» **PROBLEM TO WORK ON**
Please set down all of the data below verbatim.

» **MATERIAL PROVIDED**
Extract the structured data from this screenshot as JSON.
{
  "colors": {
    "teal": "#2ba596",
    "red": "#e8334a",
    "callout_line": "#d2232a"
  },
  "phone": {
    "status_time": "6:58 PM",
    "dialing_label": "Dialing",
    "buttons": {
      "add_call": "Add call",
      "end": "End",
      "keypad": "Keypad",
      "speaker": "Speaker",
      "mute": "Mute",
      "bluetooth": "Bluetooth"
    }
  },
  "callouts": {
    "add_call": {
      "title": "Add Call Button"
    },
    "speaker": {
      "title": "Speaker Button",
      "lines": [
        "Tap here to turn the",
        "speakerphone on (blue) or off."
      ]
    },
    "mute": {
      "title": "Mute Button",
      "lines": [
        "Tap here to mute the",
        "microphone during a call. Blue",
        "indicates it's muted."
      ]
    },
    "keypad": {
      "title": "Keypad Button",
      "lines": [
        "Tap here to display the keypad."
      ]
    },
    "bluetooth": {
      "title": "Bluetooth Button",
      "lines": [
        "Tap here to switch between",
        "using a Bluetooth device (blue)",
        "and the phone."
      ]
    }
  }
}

» **EXERCISE ANSWER**
Extract the structured data from this screenshot as JSON.
{
  "colors": {
    "teal": "#2ba596",
    "red": "#e8334a",
    "callout_line": "#d2232a"
  },
  "phone": {
    "status_time": "6:58 PM",
    "dialing_label": "Dialing",
    "buttons": {
      "add_call": "Add call",
      "end": "End",
      "keypad": "Keypad",
      "speaker": "Speaker",
      "mute": "Mute",
      "bluetooth": "Bluetooth"
    }
  },
  "callouts": {
    "add_call": {
      "title": "Add Call Button"
    },
    "speaker": {
      "title": "Speaker Button",
      "lines": [
        "Tap here to turn the",
        "speakerphone on (blue) or off."
      ]
    },
    "mute": {
      "title": "Mute Button",
      "lines": [
        "Tap here to mute the",
        "microphone during a call. Blue",
        "indicates it's muted."
      ]
    },
    "keypad": {
      "title": "Keypad Button",
      "lines": [
        "Tap here to display the keypad."
      ]
    },
    "bluetooth": {
      "title": "Bluetooth Button",
      "lines": [
        "Tap here to switch between",
        "using a Bluetooth device (blue)",
        "and the phone."
      ]
    }
  }
}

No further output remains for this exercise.